Robert Winstanley-Chesters follows the trail of North Korean charismatic politics deep into the developmental realm, from fungus’ place under the Sunshine policy to the recently rebuilt Central Mushroom Institute.
Can the desolation of the North-South border region be understood as a “huge canvas for a meditation on life itself?” Adam Cathcart explores the relationship between the human condition and the peninsula-as-environment in this review of Lee Si-Woo’s Life on the Edge of the DMZ.
Premonitions of a Disaster: Seeds of Ecological Collapse and Germination of Plans for Intensive Industrial Agriculture
In an exciting new essay, the author of the vibrant and informative DPRK Food Policy Blog, Yong Kwon examines issues of food security and seeks out the root causes of North Korea’s failure to feed itself down the years.
How are South Korea-lead civil society networks addressing “global problems” that manifest or originate from Northeast Asia? As part of a summer research effort, Christopher Green sat down with Dr. Park DongKyun, a forestry expert, to find out. The interview is a product of their conversation.
As this sweeping essay illustrates, Kim Jong-un’s obsession with turf and landscape, far from being gratuitous, is in fact part of the North Korean leadership’s art of imbuing the very land of the DPRK with charismatic qualities.
Political and Environmental Organization in North Korea: From Charismatic Politics to Landscapes of Charisma
Looking at how we might interpret landscapes in an environment of charismatic politics in North Korea, Robert Winstanley-Chesters finds in the work on on the relationship between the politics and the environment a new and useful theory that goes beyond politics, persons, and personhoods. Borne of the politics of charisma is a “landscapes of charisma.”
No one covers North Korea’s expressions of the “Byungjin line” with more panache than Robert Winstanley-Chesters, who examines the role of families and local neighborhood units in cultivating North Korean legitimacy.
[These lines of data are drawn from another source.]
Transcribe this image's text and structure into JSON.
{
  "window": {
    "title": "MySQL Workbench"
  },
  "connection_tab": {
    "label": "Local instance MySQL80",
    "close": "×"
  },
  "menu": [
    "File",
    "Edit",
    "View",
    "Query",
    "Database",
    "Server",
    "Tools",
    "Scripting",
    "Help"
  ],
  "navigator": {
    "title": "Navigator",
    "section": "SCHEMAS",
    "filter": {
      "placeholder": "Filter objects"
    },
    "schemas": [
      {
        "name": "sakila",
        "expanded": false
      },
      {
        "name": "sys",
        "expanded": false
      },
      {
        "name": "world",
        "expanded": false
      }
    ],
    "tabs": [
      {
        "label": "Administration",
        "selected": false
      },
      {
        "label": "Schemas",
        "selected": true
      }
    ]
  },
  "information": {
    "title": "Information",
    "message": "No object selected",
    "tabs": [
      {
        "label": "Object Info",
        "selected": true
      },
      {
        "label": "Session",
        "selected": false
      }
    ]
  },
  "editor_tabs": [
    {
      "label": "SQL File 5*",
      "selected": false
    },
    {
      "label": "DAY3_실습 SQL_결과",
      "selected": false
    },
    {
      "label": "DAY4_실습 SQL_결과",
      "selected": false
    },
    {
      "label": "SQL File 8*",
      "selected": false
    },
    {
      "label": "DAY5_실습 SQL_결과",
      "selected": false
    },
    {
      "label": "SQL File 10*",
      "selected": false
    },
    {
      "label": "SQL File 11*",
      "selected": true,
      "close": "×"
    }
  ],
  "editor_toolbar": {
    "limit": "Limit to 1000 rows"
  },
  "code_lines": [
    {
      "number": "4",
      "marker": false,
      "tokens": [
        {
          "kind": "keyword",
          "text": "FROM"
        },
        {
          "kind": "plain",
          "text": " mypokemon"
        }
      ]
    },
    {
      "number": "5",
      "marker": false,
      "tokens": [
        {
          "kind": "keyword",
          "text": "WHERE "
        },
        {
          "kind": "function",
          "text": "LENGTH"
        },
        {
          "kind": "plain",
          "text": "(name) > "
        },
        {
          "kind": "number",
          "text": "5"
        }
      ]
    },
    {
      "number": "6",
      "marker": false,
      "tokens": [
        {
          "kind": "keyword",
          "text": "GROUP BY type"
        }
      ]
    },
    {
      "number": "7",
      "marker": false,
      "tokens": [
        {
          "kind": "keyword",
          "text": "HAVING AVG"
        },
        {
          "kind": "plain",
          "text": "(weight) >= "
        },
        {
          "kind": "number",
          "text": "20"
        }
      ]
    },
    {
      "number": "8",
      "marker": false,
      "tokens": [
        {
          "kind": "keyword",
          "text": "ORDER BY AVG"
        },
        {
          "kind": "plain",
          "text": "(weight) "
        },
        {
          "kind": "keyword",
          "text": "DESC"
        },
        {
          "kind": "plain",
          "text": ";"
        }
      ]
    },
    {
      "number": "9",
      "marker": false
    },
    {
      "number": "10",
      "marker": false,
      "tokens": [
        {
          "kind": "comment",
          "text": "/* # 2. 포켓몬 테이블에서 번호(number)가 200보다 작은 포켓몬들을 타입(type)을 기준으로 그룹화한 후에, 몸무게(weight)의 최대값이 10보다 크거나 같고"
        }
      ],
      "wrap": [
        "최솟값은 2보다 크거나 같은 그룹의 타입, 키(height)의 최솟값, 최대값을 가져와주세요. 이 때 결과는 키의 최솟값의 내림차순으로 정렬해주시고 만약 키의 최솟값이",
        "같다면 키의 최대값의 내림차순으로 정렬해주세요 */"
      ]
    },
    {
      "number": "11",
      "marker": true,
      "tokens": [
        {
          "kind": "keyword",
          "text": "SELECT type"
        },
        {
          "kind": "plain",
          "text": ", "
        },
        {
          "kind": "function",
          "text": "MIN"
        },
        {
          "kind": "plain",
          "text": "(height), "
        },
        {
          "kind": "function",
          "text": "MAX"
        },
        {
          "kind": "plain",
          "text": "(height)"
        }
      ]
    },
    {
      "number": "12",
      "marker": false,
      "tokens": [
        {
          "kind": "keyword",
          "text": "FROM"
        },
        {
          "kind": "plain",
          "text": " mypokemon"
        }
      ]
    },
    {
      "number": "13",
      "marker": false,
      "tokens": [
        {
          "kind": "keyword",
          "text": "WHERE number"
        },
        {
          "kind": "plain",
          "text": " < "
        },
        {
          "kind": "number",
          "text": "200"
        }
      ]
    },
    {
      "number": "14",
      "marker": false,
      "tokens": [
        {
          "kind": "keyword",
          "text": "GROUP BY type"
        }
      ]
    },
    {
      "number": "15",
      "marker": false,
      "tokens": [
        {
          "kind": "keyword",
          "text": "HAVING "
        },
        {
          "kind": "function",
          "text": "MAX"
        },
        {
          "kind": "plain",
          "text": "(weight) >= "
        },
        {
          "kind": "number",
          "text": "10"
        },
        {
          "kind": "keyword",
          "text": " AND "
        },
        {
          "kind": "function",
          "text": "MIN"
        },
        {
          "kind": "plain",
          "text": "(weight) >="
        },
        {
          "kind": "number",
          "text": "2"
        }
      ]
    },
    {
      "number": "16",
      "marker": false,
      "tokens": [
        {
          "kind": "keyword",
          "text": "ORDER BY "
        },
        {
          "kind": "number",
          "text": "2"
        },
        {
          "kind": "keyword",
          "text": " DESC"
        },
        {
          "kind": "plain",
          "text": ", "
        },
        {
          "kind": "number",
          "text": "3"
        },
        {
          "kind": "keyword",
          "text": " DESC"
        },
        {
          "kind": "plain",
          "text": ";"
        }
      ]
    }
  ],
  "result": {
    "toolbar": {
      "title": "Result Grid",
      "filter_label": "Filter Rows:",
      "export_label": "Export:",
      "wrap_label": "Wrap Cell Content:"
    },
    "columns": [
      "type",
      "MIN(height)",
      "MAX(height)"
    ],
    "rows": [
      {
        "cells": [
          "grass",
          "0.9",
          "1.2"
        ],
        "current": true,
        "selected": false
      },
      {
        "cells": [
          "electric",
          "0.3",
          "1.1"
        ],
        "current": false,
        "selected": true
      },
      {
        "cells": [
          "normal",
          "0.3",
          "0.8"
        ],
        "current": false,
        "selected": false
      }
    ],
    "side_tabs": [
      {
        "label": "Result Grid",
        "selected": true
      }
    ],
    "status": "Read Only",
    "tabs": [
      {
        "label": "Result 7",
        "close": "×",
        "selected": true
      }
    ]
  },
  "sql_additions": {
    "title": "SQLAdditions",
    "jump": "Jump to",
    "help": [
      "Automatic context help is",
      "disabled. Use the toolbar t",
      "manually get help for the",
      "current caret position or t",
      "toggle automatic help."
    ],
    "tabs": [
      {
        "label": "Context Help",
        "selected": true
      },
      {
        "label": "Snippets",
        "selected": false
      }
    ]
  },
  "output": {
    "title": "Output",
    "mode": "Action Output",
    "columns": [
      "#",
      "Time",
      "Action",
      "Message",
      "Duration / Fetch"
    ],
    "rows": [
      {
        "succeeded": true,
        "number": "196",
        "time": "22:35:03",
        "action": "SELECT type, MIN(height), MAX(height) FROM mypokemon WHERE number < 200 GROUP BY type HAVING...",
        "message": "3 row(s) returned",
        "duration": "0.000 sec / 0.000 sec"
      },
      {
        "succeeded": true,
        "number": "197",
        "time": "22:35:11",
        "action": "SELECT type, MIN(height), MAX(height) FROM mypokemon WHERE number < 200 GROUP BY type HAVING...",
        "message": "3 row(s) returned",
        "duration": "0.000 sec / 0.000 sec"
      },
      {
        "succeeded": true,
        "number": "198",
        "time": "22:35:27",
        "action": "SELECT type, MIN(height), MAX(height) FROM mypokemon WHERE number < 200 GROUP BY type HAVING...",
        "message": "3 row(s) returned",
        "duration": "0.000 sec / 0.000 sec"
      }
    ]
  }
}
Why did North Korea decline in the 1980s? And what are the historical roots of today’s “Byungjin line” resounding from Pyongyang? In the final installment of his framework-expanding trilogy, Sino-NK’s voluble environmental analyst explains.
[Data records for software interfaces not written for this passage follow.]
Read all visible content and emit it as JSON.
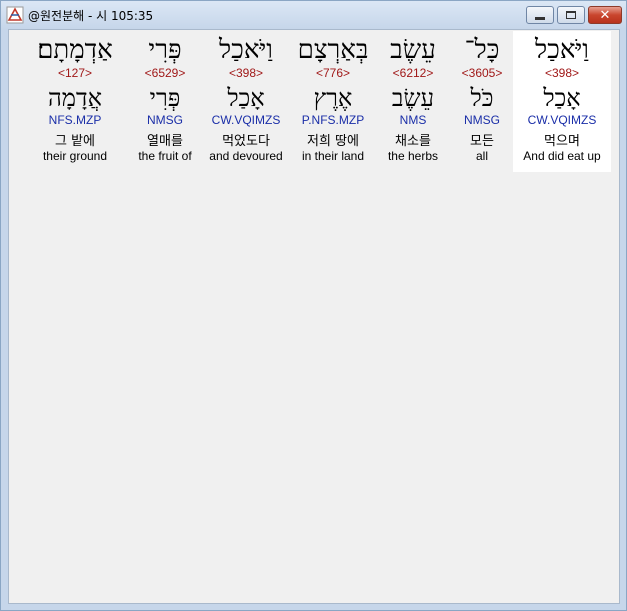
{
  "window": {
    "title": "@원전분해 - 시 105:35"
  },
  "words": [
    {
      "hebrew": "וַיֹּאכַל",
      "strongs": "<398>",
      "lexeme": "אָכַל",
      "parse": "CW.VQIMZS",
      "korean": "먹으며",
      "english": "And did eat up",
      "selected": true
    },
    {
      "hebrew": "כָּל־",
      "strongs": "<3605>",
      "lexeme": "כֹּל",
      "parse": "NMSG",
      "korean": "모든",
      "english": "all",
      "selected": false
    },
    {
      "hebrew": "עֵשֶׂב",
      "strongs": "<6212>",
      "lexeme": "עֵשֶׂב",
      "parse": "NMS",
      "korean": "채소를",
      "english": "the herbs",
      "selected": false
    },
    {
      "hebrew": "בְּאַרְצָם",
      "strongs": "<776>",
      "lexeme": "אֶרֶץ",
      "parse": "P.NFS.MZP",
      "korean": "저희 땅에",
      "english": "in their land",
      "selected": false
    },
    {
      "hebrew": "וַיֹּאכַל",
      "strongs": "<398>",
      "lexeme": "אָכַל",
      "parse": "CW.VQIMZS",
      "korean": "먹었도다",
      "english": "and devoured",
      "selected": false
    },
    {
      "hebrew": "פְּרִי",
      "strongs": "<6529>",
      "lexeme": "פְּרִי",
      "parse": "NMSG",
      "korean": "열매를",
      "english": "the fruit of",
      "selected": false
    },
    {
      "hebrew": "אַדְמָתָם׃",
      "strongs": "<127>",
      "lexeme": "אֲדָמָה",
      "parse": "NFS.MZP",
      "korean": "그 밭에",
      "english": "their ground",
      "selected": false
    }
  ]
}
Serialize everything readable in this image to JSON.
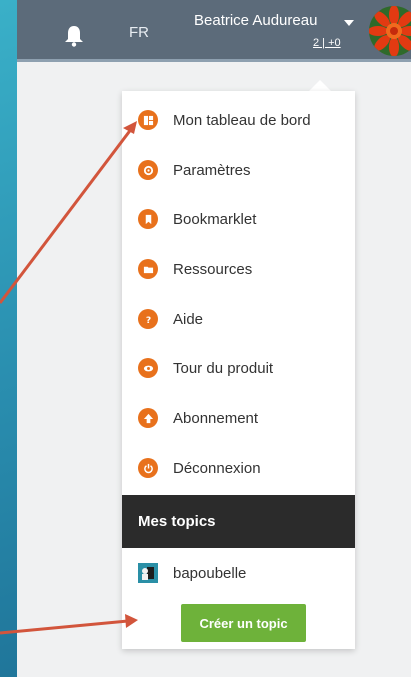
{
  "colors": {
    "topbar": "#5c6b7a",
    "accent_orange": "#e8711c",
    "section_header": "#2b2b2b",
    "create_button": "#6eb23a",
    "annotation_arrow": "#d2553c"
  },
  "header": {
    "notifications_icon": "bell-icon",
    "language": "FR",
    "user_name": "Beatrice Audureau",
    "counts": "2 | +0",
    "avatar_icon": "flower-avatar"
  },
  "menu": {
    "items": [
      {
        "label": "Mon tableau de bord",
        "icon": "dashboard-icon"
      },
      {
        "label": "Paramètres",
        "icon": "gear-icon"
      },
      {
        "label": "Bookmarklet",
        "icon": "bookmark-icon"
      },
      {
        "label": "Ressources",
        "icon": "folder-icon"
      },
      {
        "label": "Aide",
        "icon": "help-icon"
      },
      {
        "label": "Tour du produit",
        "icon": "eye-icon"
      },
      {
        "label": "Abonnement",
        "icon": "upload-icon"
      },
      {
        "label": "Déconnexion",
        "icon": "power-icon"
      }
    ],
    "section_title": "Mes topics",
    "topics": [
      {
        "label": "bapoubelle",
        "icon": "topic-thumbnail"
      }
    ],
    "create_label": "Créer un topic"
  }
}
Robert Winstanley-Chesters revisits Kim Il-sung’s 1964 “Rural Theses” in pursuit of an analytical framework for assessing developmental policy under the Byungjin line. Part two of a three-part series.